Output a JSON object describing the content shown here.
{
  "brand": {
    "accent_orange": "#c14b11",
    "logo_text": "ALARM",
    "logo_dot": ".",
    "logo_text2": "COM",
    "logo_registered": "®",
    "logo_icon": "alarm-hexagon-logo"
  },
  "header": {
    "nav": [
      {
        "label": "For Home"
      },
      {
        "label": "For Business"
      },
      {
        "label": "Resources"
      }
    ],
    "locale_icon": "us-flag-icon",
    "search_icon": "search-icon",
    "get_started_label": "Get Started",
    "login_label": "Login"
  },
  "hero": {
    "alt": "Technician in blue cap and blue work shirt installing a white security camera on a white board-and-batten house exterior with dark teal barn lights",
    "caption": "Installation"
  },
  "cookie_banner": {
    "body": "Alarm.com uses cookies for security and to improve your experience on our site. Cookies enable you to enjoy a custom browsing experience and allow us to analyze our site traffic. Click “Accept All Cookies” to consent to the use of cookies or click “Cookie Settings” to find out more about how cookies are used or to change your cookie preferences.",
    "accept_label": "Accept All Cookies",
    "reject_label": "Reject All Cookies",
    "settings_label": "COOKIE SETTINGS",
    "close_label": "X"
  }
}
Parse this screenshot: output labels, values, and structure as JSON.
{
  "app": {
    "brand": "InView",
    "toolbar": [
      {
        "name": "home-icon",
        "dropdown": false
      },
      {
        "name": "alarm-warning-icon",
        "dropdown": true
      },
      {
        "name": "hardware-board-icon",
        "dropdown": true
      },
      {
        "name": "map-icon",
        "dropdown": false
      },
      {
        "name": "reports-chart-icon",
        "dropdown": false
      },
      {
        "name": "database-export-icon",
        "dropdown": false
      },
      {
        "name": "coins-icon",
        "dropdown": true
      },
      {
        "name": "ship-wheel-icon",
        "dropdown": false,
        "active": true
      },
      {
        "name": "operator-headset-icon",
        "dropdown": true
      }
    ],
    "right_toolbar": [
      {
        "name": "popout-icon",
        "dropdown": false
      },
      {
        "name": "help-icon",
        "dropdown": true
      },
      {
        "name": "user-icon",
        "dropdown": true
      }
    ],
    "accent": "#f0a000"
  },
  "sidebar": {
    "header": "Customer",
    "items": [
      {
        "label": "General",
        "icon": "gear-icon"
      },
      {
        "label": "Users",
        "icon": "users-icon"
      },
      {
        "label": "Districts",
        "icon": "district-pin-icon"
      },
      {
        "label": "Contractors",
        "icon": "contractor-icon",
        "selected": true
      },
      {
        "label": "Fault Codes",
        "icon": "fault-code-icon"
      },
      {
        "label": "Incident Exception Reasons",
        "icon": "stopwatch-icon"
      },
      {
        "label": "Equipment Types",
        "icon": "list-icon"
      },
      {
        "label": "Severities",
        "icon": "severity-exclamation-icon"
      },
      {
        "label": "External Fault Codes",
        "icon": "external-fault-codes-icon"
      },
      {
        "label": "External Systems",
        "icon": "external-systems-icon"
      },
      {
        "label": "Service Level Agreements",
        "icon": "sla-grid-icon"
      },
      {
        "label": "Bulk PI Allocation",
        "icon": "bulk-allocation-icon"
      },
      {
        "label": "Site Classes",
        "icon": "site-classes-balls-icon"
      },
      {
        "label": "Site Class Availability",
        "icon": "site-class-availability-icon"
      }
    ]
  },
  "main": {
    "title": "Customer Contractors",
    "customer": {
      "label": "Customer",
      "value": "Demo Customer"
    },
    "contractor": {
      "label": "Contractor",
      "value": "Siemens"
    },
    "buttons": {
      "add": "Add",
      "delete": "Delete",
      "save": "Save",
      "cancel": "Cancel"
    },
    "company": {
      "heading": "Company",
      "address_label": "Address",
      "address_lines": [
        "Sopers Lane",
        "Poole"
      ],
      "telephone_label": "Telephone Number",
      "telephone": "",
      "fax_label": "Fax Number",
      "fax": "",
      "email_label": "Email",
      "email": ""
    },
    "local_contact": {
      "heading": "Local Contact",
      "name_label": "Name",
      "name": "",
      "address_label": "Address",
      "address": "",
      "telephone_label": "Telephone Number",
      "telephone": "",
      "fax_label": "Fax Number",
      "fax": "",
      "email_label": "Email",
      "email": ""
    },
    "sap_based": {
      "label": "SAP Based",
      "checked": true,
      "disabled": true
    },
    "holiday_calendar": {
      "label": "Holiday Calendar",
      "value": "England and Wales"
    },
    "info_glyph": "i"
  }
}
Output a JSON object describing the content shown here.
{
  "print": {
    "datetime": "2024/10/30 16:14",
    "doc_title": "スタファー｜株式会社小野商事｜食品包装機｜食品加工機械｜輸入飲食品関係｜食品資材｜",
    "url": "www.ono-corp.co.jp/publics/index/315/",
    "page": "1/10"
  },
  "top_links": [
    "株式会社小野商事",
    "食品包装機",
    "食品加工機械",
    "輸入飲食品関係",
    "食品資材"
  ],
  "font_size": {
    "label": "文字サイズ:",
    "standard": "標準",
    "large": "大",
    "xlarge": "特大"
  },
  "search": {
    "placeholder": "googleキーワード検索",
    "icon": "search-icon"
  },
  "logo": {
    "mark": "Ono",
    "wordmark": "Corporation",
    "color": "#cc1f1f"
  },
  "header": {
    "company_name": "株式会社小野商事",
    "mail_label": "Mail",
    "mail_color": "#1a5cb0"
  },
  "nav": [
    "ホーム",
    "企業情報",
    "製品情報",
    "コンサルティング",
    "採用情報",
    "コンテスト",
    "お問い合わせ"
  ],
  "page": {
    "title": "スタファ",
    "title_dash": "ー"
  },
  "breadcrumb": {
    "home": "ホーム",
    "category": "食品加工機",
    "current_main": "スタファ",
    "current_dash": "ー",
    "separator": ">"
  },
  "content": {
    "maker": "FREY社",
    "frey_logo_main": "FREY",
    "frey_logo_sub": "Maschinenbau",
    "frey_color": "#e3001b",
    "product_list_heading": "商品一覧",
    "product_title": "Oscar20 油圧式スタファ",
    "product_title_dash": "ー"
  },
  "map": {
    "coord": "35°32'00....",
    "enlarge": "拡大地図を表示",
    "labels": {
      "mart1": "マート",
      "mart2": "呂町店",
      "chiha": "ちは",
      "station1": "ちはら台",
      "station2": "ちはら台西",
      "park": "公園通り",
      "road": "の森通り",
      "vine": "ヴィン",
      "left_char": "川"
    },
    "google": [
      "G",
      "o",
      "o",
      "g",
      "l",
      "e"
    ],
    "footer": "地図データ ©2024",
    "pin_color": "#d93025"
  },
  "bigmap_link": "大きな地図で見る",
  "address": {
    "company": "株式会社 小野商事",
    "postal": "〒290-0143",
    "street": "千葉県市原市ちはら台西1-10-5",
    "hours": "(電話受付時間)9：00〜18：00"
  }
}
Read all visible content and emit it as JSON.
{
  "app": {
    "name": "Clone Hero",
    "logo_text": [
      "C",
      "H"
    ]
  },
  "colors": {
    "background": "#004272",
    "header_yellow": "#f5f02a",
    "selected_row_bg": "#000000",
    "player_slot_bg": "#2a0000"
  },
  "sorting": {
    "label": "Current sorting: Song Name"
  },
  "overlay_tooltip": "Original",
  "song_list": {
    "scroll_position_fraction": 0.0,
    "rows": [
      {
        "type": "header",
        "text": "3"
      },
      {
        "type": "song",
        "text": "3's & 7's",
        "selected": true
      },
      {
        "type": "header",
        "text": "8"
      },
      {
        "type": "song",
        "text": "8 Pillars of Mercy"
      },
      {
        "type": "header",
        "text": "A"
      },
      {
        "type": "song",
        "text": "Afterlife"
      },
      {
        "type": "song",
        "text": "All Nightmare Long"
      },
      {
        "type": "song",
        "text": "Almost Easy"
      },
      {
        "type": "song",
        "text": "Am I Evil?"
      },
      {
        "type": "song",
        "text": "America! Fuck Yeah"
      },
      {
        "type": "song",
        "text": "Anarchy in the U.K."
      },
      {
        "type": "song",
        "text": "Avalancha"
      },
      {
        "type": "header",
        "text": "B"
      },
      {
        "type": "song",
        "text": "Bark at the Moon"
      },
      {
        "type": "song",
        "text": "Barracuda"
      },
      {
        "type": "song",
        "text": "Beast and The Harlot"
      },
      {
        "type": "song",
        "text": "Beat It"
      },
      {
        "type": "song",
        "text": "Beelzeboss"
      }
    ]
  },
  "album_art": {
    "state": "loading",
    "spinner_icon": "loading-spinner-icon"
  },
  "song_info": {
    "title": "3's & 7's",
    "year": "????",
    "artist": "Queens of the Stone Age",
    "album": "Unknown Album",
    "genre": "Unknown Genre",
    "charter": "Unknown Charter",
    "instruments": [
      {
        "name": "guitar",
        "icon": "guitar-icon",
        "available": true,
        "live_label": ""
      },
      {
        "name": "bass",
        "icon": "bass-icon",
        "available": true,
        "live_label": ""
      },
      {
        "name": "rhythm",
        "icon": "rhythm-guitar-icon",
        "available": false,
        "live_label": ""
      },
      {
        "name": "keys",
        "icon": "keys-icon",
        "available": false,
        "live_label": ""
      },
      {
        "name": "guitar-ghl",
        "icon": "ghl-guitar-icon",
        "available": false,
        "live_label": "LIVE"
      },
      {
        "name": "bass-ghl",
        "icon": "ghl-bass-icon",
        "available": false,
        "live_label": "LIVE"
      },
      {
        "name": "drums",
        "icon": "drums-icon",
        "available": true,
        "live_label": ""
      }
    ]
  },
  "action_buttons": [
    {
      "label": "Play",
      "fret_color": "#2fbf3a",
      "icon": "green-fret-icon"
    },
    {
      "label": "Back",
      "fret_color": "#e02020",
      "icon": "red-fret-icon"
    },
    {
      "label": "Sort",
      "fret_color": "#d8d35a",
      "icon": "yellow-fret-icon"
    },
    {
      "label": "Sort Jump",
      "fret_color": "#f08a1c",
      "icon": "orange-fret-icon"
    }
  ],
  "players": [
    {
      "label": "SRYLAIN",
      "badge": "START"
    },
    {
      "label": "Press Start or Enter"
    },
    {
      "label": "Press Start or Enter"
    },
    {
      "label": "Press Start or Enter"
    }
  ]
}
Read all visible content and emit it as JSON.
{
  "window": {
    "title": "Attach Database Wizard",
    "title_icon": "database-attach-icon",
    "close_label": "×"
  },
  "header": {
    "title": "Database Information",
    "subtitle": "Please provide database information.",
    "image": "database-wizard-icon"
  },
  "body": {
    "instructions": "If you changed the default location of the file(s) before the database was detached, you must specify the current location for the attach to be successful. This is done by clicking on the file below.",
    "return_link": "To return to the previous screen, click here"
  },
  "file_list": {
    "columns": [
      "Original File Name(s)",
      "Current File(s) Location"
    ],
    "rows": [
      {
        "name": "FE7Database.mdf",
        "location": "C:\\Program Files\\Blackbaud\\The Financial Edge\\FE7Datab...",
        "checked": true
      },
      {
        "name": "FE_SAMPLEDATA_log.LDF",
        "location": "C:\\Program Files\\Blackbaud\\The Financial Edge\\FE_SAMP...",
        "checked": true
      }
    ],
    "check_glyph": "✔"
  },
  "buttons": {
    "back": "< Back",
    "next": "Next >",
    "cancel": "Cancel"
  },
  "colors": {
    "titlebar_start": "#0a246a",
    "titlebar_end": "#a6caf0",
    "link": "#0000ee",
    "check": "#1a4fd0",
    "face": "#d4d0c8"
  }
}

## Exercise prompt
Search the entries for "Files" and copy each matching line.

## Answer
        "location": "C:\\Program Files\\Blackbaud\\The Financial Edge\\FE7Datab...",
        "location": "C:\\Program Files\\Blackbaud\\The Financial Edge\\FE_SAMP...",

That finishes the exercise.